In this minor physical challenge, experience the difference between command, control, and servant leadership.
Exercise 6-3: Fact or Crap
Play this card-based game in a group to reinforce your understanding of the roles and responsibilities in Scrum.
Exercise 7: Scrum Simulation Instructions
Learn the topic of your Scrum simulation and define roles within your team.
Exercise 8: Create a Product Vision Statement
With the help of your stakeholders, develop a compelling vision statement to guide your team.
Exercise 9-1: Identifying User Roles
Identify the user roles of your product.
Exercise 9-2: Develop a Persona
Develop a persona for your product.
Exercise 11: Seed the Product Backlog
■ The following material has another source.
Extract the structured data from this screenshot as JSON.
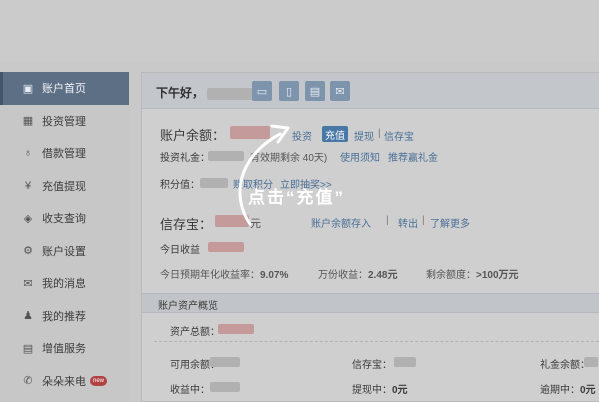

With the help of your stakeholders, author user stories (with acceptance criteria) to support your product vision.
Exercise 12: Chinese Zodiac Points
Walking one-by-one through the animals of the Chinese zodiac, relatively rank them by physical size.
Exercise 13: Prioritize Your Product Backlog
Utilizing MoSCoW rules, assess business value and rank your product backlog.
Exercise 15: User Story Writing Workshop
Learn how to apply the latest techniques in group collaboration, silent working, and driving innovative thinking.
Exercise 16: Reprioritize the Product Backlog
Apply your favorite technique for assessing business value and reprioritize your product backlog.
Exercise 17: Ball Points
In this minor physical challenge, experience the difference between estimated and actual velocity.
Exercise 18-1: Create a Product Road Map
Map out your products future six to nine months in advance.
Exercise 18-2: Create a Release Plan
Plan when you will release your product's "potentially shippable product increments" to your customers and end users.
Exercise 19: Product Box
Identify product features that are exciting to your customers by designing the product box.
Exercise 21: The Scrum Café or Open Space Technologies
Utilizing one of these innovative frameworks, you will have the opportunity to explore the deepest questions on Scrum.
Technical professionals associated with the specification, design, development and testing of products will benefit from this two-day program. Some of the professionals this will benefit include:
- Product Managers/Business Analysts
- Functional/Operational Managers/Directors
- Project Sponsors
- IT Leadership (Managers/Directors/VPs/CIOs/CTOs)
- Anyone interested in learning the benefits of Scrum for Product Management
This class is suitable for those who are responsible for setting product direction on a Scrum project. While current Certified ScrumMasters are welcome to attend, this class should not be considered as a next step after taking the CSM Class, but instead should be viewed as an alternative to the CSM Class.